It is with great sadness that the Geology Department marks the passing of Curator Emeritus William D.Turnbull. Bill passed away Wednesday following a short illness. Born in 1922 in Milwaukee, Bill attended the University of Wisconsin, Milwaukee and graduated in 1942. After serving in the Army during WWII, Bill joined the Field Museum as a fossil vertebrate preparator in 1946.
Bill earned his PhD degree in Paleozoology from the University of Chicago while working at the museum, and ascended to the post of Assistant Curator of Fossil Mammals in 1956. He was promoted to Associate Curator in 1963, and again to Curator in 1973. He also held lecturer status at the University of Chicago and University of Indiana at South Bend, and was a research associate at the University Texas at Austin and the Western Australian Museum.
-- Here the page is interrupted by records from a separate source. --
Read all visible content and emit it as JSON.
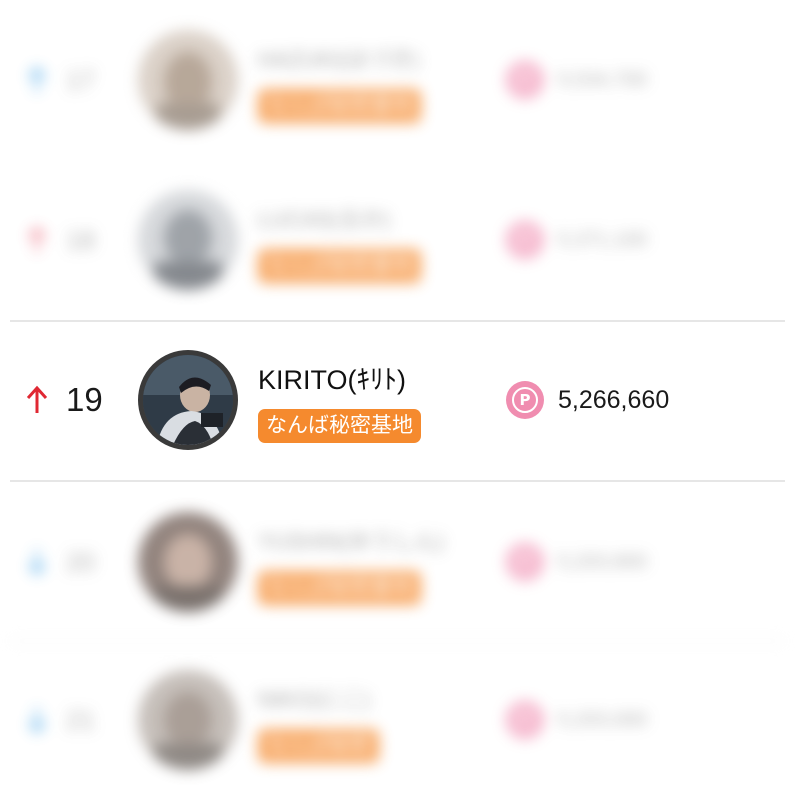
{
  "ranking": [
    {
      "trend": "up",
      "trend_color": "#3aa0e6",
      "rank": "17",
      "name": "HAZUKI(はづき)",
      "tag": "なんば秘密基地",
      "points": "5,534,700",
      "blurred": true
    },
    {
      "trend": "up",
      "trend_color": "#ea5a6e",
      "rank": "18",
      "name": "LUCAS(るか)",
      "tag": "なんば秘密基地",
      "points": "5,371,100",
      "blurred": true
    },
    {
      "trend": "up",
      "trend_color": "#e02833",
      "rank": "19",
      "name": "KIRITO(ｷﾘﾄ)",
      "tag": "なんば秘密基地",
      "points": "5,266,660",
      "blurred": false
    },
    {
      "trend": "down",
      "trend_color": "#3aa0e6",
      "rank": "20",
      "name": "YUSHIN(ゆうしん)",
      "tag": "なんば秘密基地",
      "points": "5,203,800",
      "blurred": true
    },
    {
      "trend": "down",
      "trend_color": "#3aa0e6",
      "rank": "21",
      "name": "NIKO(にこ)",
      "tag": "なんば秘密",
      "points": "5,203,000",
      "blurred": true
    }
  ],
  "point_icon_label": "P",
  "colors": {
    "tag_bg": "#f58a2e",
    "point_icon": "#f08db0",
    "up_arrow": "#e02833"
  },
  "icons": {
    "trend_up": "arrow-up-icon",
    "trend_down": "arrow-down-icon",
    "points": "point-p-icon"
  }
}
He served the Society of Vertebrate Paleontology as Vice-President from
1975-1976 and as President from 1976-1977. Bill retired in 1987, but continued to come to work daily as long as weather and health permitted.
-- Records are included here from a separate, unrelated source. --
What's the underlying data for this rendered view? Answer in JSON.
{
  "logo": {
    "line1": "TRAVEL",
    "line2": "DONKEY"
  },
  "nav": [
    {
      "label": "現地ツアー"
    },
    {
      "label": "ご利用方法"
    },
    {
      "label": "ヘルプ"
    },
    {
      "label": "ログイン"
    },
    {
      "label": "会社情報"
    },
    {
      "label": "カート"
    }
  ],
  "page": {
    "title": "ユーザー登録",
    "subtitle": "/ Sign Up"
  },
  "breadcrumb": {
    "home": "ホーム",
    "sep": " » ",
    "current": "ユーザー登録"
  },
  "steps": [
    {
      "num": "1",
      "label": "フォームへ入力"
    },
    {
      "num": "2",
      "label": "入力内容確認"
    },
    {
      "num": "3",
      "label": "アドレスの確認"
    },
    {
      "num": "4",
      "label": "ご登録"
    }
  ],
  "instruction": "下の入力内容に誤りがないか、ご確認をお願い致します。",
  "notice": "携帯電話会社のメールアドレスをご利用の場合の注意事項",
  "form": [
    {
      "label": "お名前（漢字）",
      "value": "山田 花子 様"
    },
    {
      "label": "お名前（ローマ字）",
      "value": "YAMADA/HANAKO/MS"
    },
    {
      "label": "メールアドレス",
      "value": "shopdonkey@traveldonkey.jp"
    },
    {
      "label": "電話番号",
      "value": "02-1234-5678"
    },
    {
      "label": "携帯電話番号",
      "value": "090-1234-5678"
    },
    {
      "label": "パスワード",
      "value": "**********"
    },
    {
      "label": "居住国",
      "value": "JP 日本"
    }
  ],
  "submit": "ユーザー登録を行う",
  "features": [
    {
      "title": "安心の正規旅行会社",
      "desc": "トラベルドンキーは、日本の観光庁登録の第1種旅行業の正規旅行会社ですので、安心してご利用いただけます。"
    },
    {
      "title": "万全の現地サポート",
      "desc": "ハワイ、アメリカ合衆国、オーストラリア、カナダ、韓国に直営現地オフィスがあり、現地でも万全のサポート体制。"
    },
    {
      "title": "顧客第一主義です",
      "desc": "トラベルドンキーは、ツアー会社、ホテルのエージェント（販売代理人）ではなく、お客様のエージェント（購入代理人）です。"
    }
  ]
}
Bill was an avid field paleontologist and his collecting efforts ranged widely in the US from the South to the western states, as well as farther afield in Australia. He made significant contributions to the Museum’s collections, and his collections of Eocene mammals from the Washakie Basin are spectacular. Several of Bill’s most spectacular finds are on display in "Evolving Planet," including the mosasaur Globidens, the turtle Naomichelys, and the aïstopod amphibian Pseudophlegethontia turnbullorum named in honor of Bill and his first wife, Priscilla. Bill’s scholarly publications ranged widely, covering topics such as jaw mechanics of archaic Mesozoic mammals, descriptions of marsupial and rodent faunas of the Australian late Neogene, to Pleistocene mammals of the Midwest. Bill was working on manuscripts on the remarkable Eocene finds he had made in the Washakie Basin in Wyoming, the mammalian fauna from the Madura Cave in Western Australia, and on the history of the department, when he fell ill.
During his long tenure at the Museum, Bill interacted with generations of scientists, ranging from Elmer Riggs, the first vertebrate paleontologist in the Museum’s history, to the current cohort of curators. He collaborated with colleagues from across the globe. He will be remembered as a dedicated professional, a wonderful citizen to the department and the institution, and as a warm and caring family man. His legacy lives on in innumerable ways, including in the many specimens and scholarly contributions with which he enriched our exhibits and science, and in the memories we all have of his life as a Museum scientist.
Bill is survived by his wife Hedy, his stepdaughter Eve Band and her husband Steve and their two daughters; his granddaughter Lindsey Goodwin; his stepson Harry Brotman and his two daughters; his brother Alan Turnbull, sister Jane Przedpelski, and their spouses and children.